Task prompt:
Search the records for the string "heading". Copy each line where it occurs.

##########

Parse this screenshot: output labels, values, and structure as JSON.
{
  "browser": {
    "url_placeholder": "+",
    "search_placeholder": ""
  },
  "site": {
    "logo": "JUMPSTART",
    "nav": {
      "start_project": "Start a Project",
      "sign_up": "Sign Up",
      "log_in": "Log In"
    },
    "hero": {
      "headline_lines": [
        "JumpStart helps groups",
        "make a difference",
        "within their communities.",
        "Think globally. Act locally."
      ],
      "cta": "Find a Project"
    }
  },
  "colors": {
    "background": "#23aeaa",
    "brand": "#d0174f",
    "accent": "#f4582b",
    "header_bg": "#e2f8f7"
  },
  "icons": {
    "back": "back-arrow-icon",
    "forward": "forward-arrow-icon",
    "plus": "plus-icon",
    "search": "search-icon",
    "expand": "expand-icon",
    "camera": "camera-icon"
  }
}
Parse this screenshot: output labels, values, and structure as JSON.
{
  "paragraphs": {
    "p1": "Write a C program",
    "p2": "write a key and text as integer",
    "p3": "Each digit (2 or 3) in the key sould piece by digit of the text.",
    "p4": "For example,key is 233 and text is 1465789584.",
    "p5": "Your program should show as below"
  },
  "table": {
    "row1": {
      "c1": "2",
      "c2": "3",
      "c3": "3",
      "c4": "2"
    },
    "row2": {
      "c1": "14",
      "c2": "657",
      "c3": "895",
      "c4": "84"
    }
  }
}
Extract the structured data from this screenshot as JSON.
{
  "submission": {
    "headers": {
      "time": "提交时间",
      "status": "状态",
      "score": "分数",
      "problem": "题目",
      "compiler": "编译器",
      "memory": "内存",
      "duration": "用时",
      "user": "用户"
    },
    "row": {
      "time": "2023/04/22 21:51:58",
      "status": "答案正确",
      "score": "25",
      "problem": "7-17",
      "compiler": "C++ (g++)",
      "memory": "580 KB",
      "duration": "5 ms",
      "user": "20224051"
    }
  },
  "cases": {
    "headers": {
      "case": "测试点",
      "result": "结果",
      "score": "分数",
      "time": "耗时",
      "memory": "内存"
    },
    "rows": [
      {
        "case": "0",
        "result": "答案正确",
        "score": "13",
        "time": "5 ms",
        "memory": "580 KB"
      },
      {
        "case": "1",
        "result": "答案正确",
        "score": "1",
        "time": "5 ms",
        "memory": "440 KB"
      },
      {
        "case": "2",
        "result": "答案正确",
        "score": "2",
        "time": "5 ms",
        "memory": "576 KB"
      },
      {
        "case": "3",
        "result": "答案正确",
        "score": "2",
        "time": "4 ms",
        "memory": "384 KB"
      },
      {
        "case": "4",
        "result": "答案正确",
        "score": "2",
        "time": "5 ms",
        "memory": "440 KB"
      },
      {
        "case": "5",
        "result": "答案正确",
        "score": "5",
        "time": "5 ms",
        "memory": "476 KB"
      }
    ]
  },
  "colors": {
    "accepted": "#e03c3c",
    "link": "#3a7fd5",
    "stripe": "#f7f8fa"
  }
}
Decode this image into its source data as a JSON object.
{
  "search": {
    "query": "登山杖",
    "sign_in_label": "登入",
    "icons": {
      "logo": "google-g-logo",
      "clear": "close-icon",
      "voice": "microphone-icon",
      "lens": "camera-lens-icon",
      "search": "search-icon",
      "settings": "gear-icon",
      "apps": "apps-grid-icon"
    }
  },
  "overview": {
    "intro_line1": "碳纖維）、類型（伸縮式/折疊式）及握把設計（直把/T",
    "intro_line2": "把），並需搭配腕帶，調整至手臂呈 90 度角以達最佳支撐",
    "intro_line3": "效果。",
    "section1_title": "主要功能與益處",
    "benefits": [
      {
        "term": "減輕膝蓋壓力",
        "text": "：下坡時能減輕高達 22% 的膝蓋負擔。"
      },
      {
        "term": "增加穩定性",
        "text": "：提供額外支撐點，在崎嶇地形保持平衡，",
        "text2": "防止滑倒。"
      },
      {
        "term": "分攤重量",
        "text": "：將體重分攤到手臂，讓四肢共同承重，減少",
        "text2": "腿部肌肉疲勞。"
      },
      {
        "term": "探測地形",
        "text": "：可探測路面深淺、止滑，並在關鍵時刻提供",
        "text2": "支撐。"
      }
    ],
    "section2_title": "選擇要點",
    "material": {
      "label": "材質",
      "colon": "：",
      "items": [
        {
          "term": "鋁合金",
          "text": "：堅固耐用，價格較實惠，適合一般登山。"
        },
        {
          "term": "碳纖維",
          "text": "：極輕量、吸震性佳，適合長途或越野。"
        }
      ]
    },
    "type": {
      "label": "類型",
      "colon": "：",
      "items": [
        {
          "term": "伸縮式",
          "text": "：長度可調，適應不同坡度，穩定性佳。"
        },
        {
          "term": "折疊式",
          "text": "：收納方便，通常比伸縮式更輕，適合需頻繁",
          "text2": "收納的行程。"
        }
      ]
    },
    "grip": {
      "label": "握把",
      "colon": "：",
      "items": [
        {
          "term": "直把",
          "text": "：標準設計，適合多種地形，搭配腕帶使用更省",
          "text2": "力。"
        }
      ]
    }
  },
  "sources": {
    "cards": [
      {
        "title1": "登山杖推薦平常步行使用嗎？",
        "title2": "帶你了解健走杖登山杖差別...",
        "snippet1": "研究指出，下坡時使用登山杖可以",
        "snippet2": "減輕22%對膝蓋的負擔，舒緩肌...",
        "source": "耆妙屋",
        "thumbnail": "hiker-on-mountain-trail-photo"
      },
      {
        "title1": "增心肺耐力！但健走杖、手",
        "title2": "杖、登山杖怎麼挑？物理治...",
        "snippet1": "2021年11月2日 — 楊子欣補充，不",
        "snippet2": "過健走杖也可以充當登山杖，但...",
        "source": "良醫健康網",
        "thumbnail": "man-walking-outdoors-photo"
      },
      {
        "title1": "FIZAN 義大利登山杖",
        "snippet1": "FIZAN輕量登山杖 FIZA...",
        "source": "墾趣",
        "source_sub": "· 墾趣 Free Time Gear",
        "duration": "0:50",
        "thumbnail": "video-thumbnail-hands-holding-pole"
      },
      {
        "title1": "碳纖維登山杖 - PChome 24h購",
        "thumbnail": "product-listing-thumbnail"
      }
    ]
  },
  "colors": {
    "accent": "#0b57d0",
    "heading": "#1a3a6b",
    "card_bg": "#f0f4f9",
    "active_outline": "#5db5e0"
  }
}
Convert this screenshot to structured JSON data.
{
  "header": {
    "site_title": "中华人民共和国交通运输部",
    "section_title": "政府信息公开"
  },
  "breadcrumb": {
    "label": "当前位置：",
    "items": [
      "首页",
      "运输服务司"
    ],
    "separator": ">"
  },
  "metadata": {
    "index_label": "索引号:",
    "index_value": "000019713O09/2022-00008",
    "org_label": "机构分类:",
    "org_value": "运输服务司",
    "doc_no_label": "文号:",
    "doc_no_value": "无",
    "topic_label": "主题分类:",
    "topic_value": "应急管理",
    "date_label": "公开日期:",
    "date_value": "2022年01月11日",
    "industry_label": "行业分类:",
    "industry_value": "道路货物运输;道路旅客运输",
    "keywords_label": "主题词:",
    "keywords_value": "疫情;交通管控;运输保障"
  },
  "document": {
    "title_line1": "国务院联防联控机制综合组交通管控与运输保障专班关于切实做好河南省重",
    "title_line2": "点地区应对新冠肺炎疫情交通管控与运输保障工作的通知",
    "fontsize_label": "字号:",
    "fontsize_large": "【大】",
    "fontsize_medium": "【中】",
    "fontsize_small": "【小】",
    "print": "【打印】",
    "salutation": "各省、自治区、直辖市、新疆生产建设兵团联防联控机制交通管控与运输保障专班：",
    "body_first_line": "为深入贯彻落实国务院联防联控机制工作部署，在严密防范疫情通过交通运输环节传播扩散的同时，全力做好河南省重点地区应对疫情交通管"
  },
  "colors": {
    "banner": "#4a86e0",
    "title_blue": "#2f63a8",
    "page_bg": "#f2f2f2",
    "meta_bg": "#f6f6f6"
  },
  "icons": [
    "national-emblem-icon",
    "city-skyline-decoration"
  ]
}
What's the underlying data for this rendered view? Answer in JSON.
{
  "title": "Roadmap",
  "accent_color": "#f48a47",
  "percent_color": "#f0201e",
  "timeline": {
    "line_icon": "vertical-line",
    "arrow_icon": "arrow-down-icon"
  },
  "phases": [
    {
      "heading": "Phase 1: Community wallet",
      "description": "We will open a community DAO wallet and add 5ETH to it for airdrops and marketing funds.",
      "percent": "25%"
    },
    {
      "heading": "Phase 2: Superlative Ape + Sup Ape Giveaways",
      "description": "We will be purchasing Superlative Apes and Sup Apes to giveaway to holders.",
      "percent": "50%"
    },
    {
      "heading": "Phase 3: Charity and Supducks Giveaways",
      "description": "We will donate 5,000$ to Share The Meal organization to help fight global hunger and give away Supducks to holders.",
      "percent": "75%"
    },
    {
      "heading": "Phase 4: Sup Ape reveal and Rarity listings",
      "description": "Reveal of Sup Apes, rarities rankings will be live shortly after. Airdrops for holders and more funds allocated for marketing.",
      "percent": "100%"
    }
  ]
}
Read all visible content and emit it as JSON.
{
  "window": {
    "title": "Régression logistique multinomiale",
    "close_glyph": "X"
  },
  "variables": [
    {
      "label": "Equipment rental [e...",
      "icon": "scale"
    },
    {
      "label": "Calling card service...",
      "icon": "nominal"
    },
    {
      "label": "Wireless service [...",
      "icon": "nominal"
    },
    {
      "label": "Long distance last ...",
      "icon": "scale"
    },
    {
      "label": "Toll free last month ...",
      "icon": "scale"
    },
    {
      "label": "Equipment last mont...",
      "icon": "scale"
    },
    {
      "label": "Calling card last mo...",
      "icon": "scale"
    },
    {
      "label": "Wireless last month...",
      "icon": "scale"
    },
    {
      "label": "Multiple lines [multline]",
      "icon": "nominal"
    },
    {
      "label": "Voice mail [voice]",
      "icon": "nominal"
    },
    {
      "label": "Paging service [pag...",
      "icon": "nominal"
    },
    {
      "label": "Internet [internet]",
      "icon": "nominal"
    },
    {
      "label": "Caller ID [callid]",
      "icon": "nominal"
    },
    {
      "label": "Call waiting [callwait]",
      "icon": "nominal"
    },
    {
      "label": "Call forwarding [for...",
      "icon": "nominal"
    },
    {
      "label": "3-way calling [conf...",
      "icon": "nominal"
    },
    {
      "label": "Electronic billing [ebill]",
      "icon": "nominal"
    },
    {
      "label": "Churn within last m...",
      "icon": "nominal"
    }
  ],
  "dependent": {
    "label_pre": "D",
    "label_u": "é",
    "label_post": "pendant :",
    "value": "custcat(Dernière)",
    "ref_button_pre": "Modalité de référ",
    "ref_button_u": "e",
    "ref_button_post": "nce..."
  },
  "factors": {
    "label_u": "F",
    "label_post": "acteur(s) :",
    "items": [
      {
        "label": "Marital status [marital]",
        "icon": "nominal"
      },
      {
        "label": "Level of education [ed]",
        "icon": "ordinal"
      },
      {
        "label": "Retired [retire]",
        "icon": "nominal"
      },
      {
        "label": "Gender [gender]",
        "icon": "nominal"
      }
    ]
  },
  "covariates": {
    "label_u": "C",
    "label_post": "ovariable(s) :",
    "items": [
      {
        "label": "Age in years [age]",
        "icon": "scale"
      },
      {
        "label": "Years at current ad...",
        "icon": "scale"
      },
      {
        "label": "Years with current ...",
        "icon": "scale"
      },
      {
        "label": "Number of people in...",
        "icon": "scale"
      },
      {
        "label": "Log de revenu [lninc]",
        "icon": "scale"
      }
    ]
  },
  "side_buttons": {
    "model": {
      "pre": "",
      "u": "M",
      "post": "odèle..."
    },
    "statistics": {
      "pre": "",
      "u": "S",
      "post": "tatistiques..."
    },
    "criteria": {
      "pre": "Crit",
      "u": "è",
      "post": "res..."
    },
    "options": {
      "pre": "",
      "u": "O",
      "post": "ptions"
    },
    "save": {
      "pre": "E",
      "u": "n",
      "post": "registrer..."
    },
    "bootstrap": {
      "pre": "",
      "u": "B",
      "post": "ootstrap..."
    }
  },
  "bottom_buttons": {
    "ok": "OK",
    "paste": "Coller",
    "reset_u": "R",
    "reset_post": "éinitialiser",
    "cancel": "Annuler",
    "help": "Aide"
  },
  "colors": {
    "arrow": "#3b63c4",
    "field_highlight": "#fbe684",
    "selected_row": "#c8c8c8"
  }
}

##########

Solution to this problem:
    "heading": "#1a3a6b",
      "heading": "Phase 1: Community wallet",
      "heading": "Phase 2: Superlative Ape + Sup Ape Giveaways",
      "heading": "Phase 3: Charity and Supducks Giveaways",
      "heading": "Phase 4: Sup Ape reveal and Rarity listings",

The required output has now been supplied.